__REQUIRED WORK__:
I need the number of lines in the following entries that hold the word "selected", and no other text.

___ RECORDED INFORMATION

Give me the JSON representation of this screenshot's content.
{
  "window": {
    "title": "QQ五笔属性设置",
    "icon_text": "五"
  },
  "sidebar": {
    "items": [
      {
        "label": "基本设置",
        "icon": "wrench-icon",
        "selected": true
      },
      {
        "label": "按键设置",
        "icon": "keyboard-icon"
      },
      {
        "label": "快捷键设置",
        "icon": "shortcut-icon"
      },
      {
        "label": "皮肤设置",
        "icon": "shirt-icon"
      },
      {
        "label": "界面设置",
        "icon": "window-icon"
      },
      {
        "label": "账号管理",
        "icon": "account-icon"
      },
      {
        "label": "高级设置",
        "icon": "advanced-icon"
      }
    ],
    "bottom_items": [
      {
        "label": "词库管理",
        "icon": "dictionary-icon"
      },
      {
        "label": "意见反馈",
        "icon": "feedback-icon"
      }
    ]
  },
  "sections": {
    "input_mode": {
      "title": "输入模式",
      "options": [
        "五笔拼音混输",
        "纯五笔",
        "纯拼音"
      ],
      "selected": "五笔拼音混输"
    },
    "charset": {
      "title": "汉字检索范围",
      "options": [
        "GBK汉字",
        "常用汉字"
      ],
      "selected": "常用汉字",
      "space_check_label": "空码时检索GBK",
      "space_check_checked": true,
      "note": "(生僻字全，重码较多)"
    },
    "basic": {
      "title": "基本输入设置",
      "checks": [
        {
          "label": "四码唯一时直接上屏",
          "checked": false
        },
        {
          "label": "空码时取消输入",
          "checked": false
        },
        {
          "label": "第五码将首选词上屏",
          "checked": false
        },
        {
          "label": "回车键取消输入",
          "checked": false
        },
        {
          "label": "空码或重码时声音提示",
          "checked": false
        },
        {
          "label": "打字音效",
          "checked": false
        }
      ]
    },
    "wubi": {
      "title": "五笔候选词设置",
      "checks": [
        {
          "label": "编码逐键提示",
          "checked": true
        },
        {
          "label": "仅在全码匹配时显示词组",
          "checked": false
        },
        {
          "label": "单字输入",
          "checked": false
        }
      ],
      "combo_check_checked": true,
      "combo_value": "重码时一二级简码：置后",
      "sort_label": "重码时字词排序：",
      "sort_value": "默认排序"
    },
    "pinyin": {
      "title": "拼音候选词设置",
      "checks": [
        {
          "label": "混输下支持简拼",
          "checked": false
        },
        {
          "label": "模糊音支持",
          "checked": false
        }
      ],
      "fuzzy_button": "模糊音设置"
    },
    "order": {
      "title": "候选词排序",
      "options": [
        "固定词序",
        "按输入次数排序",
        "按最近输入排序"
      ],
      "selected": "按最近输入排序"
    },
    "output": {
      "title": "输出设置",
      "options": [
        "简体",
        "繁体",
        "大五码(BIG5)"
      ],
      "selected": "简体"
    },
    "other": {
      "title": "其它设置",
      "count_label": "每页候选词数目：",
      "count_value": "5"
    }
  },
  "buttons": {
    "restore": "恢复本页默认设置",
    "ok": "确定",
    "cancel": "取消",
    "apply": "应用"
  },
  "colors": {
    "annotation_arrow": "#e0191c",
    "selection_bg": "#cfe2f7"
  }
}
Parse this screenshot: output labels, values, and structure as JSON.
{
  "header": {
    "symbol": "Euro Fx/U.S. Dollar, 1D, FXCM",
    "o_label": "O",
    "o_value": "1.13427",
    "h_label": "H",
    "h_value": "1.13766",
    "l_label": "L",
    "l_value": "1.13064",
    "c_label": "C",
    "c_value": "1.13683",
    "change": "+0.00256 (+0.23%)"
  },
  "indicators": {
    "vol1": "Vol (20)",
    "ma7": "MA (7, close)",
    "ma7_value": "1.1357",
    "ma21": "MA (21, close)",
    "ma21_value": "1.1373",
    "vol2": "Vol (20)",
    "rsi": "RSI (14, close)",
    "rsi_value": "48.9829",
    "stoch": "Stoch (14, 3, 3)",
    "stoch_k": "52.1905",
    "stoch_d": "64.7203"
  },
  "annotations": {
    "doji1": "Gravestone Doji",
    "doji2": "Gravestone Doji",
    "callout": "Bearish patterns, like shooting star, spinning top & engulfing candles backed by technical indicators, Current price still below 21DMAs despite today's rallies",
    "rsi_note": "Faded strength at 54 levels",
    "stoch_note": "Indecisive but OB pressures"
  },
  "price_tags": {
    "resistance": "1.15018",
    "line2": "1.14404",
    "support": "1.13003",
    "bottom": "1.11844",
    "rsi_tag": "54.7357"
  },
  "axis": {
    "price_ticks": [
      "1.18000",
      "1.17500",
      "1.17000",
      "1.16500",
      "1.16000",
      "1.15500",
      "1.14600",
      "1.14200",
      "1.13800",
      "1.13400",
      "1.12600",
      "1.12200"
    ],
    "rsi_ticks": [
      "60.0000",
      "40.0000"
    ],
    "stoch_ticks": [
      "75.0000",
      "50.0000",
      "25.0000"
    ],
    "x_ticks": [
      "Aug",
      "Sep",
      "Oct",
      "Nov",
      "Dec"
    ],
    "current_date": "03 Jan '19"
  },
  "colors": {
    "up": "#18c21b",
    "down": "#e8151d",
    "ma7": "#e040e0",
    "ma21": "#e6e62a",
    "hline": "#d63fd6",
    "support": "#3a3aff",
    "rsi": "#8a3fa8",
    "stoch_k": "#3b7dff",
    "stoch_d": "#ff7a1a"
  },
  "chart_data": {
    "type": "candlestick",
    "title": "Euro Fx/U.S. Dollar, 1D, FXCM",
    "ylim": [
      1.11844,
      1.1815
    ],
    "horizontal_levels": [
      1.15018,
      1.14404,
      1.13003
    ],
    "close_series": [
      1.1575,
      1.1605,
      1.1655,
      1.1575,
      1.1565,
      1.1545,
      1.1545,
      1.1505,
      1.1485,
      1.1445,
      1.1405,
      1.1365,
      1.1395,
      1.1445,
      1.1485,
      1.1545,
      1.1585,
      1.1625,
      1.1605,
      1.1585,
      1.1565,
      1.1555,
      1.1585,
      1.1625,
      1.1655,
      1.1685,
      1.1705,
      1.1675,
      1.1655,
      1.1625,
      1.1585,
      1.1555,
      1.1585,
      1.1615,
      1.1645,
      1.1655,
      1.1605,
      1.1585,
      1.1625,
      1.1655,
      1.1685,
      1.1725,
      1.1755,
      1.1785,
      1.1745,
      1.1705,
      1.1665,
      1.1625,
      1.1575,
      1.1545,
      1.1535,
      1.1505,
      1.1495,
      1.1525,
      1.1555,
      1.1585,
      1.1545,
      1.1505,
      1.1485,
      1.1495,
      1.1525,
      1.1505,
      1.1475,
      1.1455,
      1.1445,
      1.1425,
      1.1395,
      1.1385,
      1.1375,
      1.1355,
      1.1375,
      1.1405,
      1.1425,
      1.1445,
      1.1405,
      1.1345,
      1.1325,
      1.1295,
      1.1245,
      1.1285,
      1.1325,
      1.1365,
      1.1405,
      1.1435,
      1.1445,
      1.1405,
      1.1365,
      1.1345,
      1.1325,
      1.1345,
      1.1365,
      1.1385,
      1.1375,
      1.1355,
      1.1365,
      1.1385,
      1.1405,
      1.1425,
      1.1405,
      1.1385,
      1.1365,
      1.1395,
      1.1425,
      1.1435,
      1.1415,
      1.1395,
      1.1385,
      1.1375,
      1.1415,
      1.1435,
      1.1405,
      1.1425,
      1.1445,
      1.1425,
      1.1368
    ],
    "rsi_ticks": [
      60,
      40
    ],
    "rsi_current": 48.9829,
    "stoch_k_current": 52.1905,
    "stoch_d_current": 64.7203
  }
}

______

__TASK ANSWER__:
5